• **Your objective**: Look through the data that follows and copy each line with the string "image".

Data records:
........
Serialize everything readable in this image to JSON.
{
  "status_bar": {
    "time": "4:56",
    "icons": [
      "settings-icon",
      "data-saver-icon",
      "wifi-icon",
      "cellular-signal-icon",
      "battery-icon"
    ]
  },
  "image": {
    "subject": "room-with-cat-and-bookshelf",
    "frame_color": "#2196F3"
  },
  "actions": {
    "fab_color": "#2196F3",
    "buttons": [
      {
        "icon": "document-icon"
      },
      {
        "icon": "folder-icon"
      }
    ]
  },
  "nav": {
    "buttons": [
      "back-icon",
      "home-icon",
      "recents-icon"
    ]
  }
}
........
• **Your solution**:
Serialize everything readable in this image to JSON.
  "image": {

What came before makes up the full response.